Faculty Mentor: Elizabeth Stacy, Ph.D.1
1College of Sciences, Department of Life Sciences
On the Hawaiian Islands, Metrosideros (Myrtaceae) is a landscape-dominant woody species complex that includes a surprising number of interfertile varieties, races and species. These many taxa appear to represent ongoing population divergence and speciation, in which we suggest there may be postzygotic reproductive barriers relating to hybrid incompatibilities that contribute to speciation. This project examines rates of embryo development and seed germination as indicators of postzygotic isolating barriers in Hawaiian Metrosideros. We optimized laboratory methods for each measure and applied them to examine preserved seeds of pure-taxon crosses and hybrid crosses (i.e., crosses between taxa or involving F1 hybrids). After batches of seeds from both cross types are imported and rehydrated, the proportion of developed embryos is recorded under a dissecting scope. Seeds are then germinated on filter paper in a petri dish, watered and sealed with parafilm, and placed under full spectrum LED light. The proportion of seeds germinated (i.e., standing plants with two leaves) is recorded every two weeks for six weeks.

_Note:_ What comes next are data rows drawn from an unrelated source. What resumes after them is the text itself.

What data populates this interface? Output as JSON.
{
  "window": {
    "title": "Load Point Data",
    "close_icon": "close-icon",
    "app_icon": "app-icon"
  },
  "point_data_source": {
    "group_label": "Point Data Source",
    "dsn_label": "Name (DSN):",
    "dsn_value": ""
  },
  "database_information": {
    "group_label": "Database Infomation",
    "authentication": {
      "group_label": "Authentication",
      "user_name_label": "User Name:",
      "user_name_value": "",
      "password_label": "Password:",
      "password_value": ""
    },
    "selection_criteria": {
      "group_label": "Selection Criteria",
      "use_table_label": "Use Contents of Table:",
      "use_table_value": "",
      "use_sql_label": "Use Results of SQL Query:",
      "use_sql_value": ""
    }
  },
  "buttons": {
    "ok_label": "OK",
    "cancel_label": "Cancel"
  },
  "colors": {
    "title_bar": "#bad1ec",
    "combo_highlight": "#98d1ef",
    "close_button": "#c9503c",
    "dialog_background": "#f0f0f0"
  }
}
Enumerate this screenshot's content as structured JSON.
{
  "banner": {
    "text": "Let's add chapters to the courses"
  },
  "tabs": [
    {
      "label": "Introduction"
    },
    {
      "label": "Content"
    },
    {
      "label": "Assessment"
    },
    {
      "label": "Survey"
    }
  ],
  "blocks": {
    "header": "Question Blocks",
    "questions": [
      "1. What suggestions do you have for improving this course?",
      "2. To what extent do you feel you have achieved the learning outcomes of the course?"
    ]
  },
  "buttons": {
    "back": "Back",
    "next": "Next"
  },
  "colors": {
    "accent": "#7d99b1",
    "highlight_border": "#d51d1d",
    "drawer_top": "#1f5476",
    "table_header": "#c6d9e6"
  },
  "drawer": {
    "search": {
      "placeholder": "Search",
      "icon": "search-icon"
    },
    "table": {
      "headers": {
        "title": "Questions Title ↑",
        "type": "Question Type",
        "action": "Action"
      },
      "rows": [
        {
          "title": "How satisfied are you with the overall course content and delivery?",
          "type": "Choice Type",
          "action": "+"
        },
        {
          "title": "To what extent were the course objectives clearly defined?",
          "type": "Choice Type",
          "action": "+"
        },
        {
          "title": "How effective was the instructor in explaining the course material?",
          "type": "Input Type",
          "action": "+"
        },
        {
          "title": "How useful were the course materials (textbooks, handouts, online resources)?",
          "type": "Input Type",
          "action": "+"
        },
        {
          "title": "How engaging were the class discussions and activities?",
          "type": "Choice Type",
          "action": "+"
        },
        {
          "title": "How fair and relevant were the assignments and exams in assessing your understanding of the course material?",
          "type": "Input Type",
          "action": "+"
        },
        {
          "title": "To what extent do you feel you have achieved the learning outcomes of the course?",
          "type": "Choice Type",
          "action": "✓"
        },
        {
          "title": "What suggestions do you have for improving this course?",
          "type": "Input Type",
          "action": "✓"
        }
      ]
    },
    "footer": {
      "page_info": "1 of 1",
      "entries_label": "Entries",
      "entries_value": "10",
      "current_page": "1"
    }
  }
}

This project seeks to provide insight into the role of early life-history stages in the evolution of reproductive isolating barriers in a hyper diverse, hybridizing tree species complex.
This research was funded by the Southern Nevada Northern Arizona (SNNA) Louis Stokes Alliance for Minority Participation (LSAMP), which is housed within UNLV’s Center for Academic Enrichment and Outreach and supported by a grant (HRD – 1712523) from the National Science Foundation (NSF). Any opinions, findings, and conclusions or recommendations expressed in this material are those of the author(s) and do not necessarily reflect the views of the NSF.